**What is needed**
The lines to copy are those with "heading" in them. Pull each one from the entries below.

▽

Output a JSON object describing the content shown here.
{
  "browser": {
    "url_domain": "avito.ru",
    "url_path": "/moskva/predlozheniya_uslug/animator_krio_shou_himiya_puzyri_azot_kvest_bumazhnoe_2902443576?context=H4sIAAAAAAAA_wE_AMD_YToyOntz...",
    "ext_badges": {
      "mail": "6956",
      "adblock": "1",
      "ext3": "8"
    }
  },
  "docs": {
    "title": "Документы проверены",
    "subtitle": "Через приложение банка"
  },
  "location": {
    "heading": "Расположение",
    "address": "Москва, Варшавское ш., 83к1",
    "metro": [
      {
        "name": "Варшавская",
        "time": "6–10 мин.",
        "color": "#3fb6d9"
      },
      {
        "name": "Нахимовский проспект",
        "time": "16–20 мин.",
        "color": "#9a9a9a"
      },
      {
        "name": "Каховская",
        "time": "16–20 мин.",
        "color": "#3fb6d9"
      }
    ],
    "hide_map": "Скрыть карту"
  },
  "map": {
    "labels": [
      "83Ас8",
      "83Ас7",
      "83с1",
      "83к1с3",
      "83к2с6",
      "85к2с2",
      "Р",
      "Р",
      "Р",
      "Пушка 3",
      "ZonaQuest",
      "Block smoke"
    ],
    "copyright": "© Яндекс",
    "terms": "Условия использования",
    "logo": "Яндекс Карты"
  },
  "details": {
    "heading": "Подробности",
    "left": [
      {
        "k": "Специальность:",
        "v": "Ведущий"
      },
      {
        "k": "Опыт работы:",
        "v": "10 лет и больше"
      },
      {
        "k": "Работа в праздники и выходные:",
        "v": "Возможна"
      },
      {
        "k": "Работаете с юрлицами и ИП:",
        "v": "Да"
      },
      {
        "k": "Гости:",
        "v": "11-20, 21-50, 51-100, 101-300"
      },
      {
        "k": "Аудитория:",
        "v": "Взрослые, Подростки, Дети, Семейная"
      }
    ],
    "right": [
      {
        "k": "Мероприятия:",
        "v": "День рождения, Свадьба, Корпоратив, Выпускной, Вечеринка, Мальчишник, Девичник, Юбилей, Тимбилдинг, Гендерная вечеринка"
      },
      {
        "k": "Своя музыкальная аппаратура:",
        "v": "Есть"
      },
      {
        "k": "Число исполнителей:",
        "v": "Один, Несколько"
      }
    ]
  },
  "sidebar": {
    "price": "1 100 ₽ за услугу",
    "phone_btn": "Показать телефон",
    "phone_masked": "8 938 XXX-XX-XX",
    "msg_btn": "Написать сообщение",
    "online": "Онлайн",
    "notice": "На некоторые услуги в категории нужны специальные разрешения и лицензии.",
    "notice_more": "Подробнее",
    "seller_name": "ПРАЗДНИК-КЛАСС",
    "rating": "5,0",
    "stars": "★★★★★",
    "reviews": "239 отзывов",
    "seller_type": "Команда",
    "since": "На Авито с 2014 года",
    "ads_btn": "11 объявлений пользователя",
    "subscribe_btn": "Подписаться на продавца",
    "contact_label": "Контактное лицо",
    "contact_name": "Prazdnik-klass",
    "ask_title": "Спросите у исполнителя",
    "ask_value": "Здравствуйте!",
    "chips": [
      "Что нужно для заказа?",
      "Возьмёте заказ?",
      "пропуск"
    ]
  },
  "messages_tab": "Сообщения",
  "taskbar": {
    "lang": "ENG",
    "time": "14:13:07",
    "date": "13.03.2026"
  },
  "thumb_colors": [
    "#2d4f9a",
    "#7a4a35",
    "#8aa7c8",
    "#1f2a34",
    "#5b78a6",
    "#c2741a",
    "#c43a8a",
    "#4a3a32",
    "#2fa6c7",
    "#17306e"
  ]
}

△

**Exercise response**
    "heading": "Расположение",
    "heading": "Подробности",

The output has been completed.